▶ [What you have to do]: Reproduce the listing that follows character for character, excluding its pictures.

* * * * * * * * *

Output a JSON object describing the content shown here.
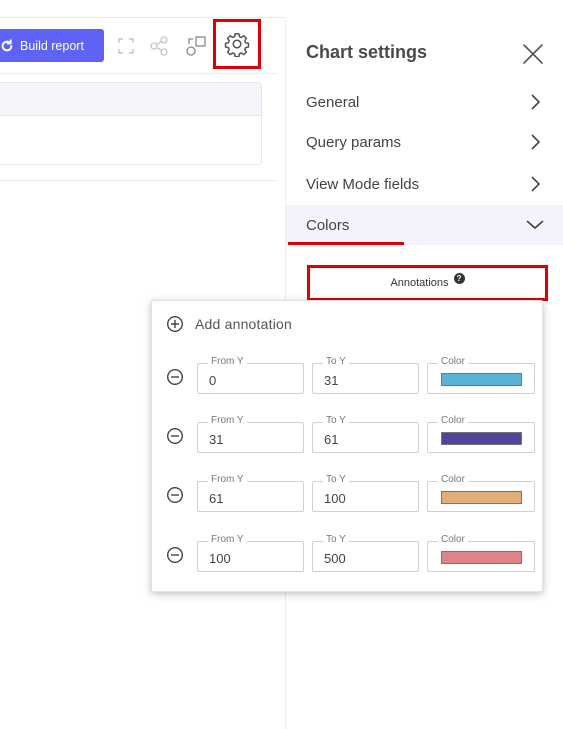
{
  "toolbar": {
    "build_report_label": "Build report",
    "icons": [
      "fullscreen-icon",
      "share-icon",
      "export-icon",
      "gear-icon"
    ]
  },
  "settings": {
    "title": "Chart settings",
    "sections": [
      {
        "label": "General",
        "expanded": false
      },
      {
        "label": "Query params",
        "expanded": false
      },
      {
        "label": "View Mode fields",
        "expanded": false
      },
      {
        "label": "Colors",
        "expanded": true
      }
    ],
    "annotations_label": "Annotations",
    "help_glyph": "?"
  },
  "annotations_popover": {
    "add_label": "Add annotation",
    "from_label": "From Y",
    "to_label": "To Y",
    "color_label": "Color",
    "rows": [
      {
        "from": "0",
        "to": "31",
        "color": "#5ab1d6"
      },
      {
        "from": "31",
        "to": "61",
        "color": "#54439a"
      },
      {
        "from": "61",
        "to": "100",
        "color": "#e2ad79"
      },
      {
        "from": "100",
        "to": "500",
        "color": "#e08389"
      }
    ]
  },
  "colors": {
    "accent": "#5f63f5",
    "highlight": "#e00000"
  }
}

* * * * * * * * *

▶ [Reply]:
Output a JSON object describing the content shown here.
{
  "toolbar": {
    "build_report_label": "Build report",
    "icons": [
      "fullscreen-icon",
      "share-icon",
      "export-icon",
      "gear-icon"
    ]
  },
  "settings": {
    "title": "Chart settings",
    "sections": [
      {
        "label": "General",
        "expanded": false
      },
      {
        "label": "Query params",
        "expanded": false
      },
      {
        "label": "View Mode fields",
        "expanded": false
      },
      {
        "label": "Colors",
        "expanded": true
      }
    ],
    "annotations_label": "Annotations",
    "help_glyph": "?"
  },
  "annotations_popover": {
    "add_label": "Add annotation",
    "from_label": "From Y",
    "to_label": "To Y",
    "color_label": "Color",
    "rows": [
      {
        "from": "0",
        "to": "31",
        "color": "#5ab1d6"
      },
      {
        "from": "31",
        "to": "61",
        "color": "#54439a"
      },
      {
        "from": "61",
        "to": "100",
        "color": "#e2ad79"
      },
      {
        "from": "100",
        "to": "500",
        "color": "#e08389"
      }
    ]
  },
  "colors": {
    "accent": "#5f63f5",
    "highlight": "#e00000"
  }
}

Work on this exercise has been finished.